It’s not too hard to see what a few more years will bring us in video technology. From where video is now to where the above begins, is a tiny step into the future. What other options will be envisioned, invented and implemented by 2020? Or are they already here? We could be speaking of DVDs, hard-wired equipment, uploading video in 2015, “That is so yesterday.”
Sports, Surveillance, Law Enforcement and the Military
Innovations in video technology often get their start in military applications, but professional sports, surveillance and law enforcement applications are never very far behind. Google Glass has a potential game changer in play that could pull the Year 2020 video innovations and throw them into next season.
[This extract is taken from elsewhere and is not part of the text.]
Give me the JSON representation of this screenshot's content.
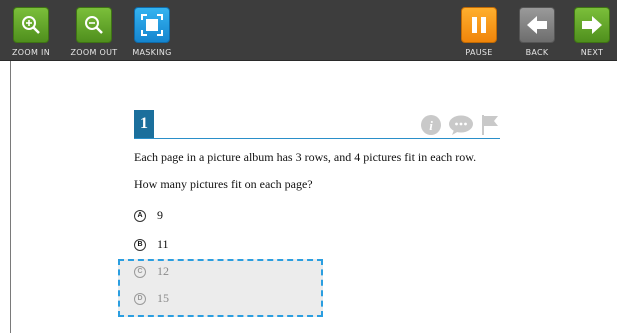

According to the CNET article, Oakland Raiders punter Chris Kluwe is a Google Glass Explorer, wearing the device during practice sessions. Could games be next? Writer Chris Matyszczyk thinks even linebackers will be giving armchair players a front-end view of all the intense action. It’s not award-winning video production yet. But soon?
In law enforcement, NBC News Technology’s Devin Coldewey, reports on police officers around the country who wear video cameras along with their badges and guns like having “digital eyes” to shield them from citizen complaints.
“Cop watch: Who benefits when law enforcement gets body cams?” is an interesting read on yet another video innovation. The popular technology news channel also features an article by Bill Briggs, who notes that summer blockbuster movies are featuring “gadget-draped” future fighters and so is the military. Matt Damon in Elysium is the featured flicker of the future, according to Briggs, but a military technology developer in Florida is working on a “… gizmo-rich, body-shielding uniform.” Is video going to come with that? Of course.
And somewhere in all this is an ultra-expensive curved screen television that is going to be the viewing implement of the future, according to CBS News in an interview with CNET editor-at-large Brian Cooley. It’s $9,000 right now, but prices are sure to drop, someday.
Contributing editor Earl Chessher is a full-time video producer, freelance writer and published author. He now adds visionary to his bio information.